Shelly Tsui, Alumna BA Arts and Culture and MA European Studies on Society, Science and Technology

Shelly Tsui did her bachelor in Arts and Culture with a specialisation in the Political Culture track (back in the day when the programme was organised along four track lines) between 2013 – 2016.

When we asked her what made her bachelor so unique, she replied: “I was drawn to two features that I think made the programme very unique: the cultural lens to studying societal issues, and the emphasis on interdisciplinarity. I was taught a variety of theories, concepts, and methods that allowed me to understand and analyse the world around me with more nuance and sensitivity.”

Shelly also pursued her master’s at the Faculty of Arts and Social Sciences: “Following the completion of my bachelor’s programme in 2016, I chose to stay at UM and did my master’s in European Studies in Society, Science and Technology (ESST, 2016-2017), with a specialisation in Science and Public Policy. I did not stray far from my love for political theory, and was happy to see that I could combine it with science and technology studies.”

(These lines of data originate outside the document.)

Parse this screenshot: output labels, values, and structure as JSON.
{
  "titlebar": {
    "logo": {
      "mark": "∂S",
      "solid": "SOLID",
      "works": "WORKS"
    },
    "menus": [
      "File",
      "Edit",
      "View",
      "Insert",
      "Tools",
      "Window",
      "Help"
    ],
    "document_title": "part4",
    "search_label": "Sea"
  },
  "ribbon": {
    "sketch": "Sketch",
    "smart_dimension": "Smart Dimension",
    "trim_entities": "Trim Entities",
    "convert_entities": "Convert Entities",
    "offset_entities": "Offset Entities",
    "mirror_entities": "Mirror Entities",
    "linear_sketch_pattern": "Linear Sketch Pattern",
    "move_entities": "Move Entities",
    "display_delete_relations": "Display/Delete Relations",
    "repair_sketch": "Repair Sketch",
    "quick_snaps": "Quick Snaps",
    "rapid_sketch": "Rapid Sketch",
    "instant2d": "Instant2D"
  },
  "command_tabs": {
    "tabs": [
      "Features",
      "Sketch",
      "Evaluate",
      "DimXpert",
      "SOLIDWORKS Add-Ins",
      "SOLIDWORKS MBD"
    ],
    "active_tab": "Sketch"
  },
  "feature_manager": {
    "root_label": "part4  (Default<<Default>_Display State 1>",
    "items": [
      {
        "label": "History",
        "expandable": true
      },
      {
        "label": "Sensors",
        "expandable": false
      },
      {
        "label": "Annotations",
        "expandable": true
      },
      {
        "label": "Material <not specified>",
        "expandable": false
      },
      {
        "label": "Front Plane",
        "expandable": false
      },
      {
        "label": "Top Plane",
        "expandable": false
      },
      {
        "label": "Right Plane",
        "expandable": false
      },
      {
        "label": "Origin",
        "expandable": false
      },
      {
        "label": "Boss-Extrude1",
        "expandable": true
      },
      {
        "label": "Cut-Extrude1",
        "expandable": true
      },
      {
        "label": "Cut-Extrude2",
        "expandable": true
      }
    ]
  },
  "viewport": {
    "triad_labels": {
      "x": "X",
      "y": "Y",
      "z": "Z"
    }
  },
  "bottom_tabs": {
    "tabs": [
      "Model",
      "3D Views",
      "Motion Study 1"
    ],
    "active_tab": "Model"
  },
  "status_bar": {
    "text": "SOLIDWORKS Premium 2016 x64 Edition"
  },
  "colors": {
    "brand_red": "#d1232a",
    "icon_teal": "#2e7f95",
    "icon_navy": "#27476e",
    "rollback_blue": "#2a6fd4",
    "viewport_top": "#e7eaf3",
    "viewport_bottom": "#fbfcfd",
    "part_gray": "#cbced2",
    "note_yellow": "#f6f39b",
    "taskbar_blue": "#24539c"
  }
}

When we asked her how she looks back on her time at FASoS, she stated: “Whenever I think back of my students days at FASoS, it was quite intense but I deliberately made it so because I was truly enjoying my time learning and being busy in ways that was rewarding to me. For some context, I did a year of business administration in Rotterdam prior to UM, and the study was, frankly, very boring. UM, and more so FASoS, had so many opportunities for me to take my learning to different levels, and I jumped at any chance that came my way. So on top of my university workload, I took as many extracurriculars as possible such as the Rhetorica Debate club, the BA honors programme, part-time research work, a student assistant position at the Centre for European Research in Maastricht…and this is not even the full list. It was certainly a busy, and I readily admit, stressful time, having to juggle so many things, but I truly have zero regrets! I learnt so many skills aside from those stemming from my studies, worked alongside senior researchers to get a better understanding my future career, and grew more confident with my abilities not just as a student, but a future researcher. But more important, I realize now that I have gotten older and wiser, than all the work I did were the life-long friends I made, and the leaps of personal growth I had during my student days.”

About her time in Maastricht, she said: “I loved living in Maastricht and when people ask why, I always say because of the city’s proximity to nature. My favourite spot has been the area around Sint Pietersberg and I enjoyed hiking around there, as well as walking around the city and admiring the architecture. Because of how busy my studies and work kept me, I didn’t want my student life outside of the classroom to equally busy so I focused on quietly recharging when I could. But with my close group of friends, I also chilled the heck out with game nights at the Shamrock and potluck dinners at each other’s places.”

Shelly told us more about her current job: “Currently, I am completing my PhD at the Eindhoven University of Technology. I started in 2018 and am based in the Philosophy and Ethics department. My research topic has veered away from that of my BA and MA studies, but still closely related as I study stakeholder engagement practices in innovation processes. My day-to-day is primarily on writing my research papers for publication, but I also taught courses for three years and even got to develop a new educational course for bachelor students. On the more exciting side of the job, I got to travel to Munich, Thessaloniki, Wroclaw, and Vienna for research meetings and conferences, and met a lot of wonderful, kind, and clever researchers.”

When we asked her how the study helped her with her current career, she said: “After my BA and MA, I felt confident about my abilities to pursue a PhD as I was taught what was expected of me. Of course, there was still a lot of learning and opportunities for improvement, but the transition from a graduate student to PhD student was not as drastic as my research skills were highly transferrable. The specific knowledge from my courses were not relevant for my PhD research, but the skills I learnt such as communicating with researchers from different disciplines, being independent and managing your time and projects, and of course, research and writing skills, helped me to manage my tasks and responsibilities. Additionally, I have to give special credit to problem-based learning. I also taught during my PhD, and knowing how to effectively engage students with the material and foster dialogue was very useful.”

Shelly is still in touch with people she met at FASoS: “I have made life-long friends from both the BA and MA, and we keep in touch quite regularly through video calls or physically meeting up. Our careers are all very diverse, so it is definitely interesting to hear stories and experiences from our respective jobs. As to FASoS staff, I heard I am remembered fondly by the teaching staff. While contact is not as regular as it is with my friends, I feel confident that if I were to email my former professors and invite them for coffee, I would be received warmly. It also does not hurt that I have expressed interest in coming back to Maastricht should a relevant position come up, and I know FASoS is quite welcoming toward receiving its alumni. Outside of my BA and MA network, I am occasionally contacted by the UM marketing team to volunteer my time for testimonials, and recently, a career day for future ESST graduates. Since I had such a positive and impactful experience at UM, I try to give back however I can as my way of expressing gratitude.”

May 2022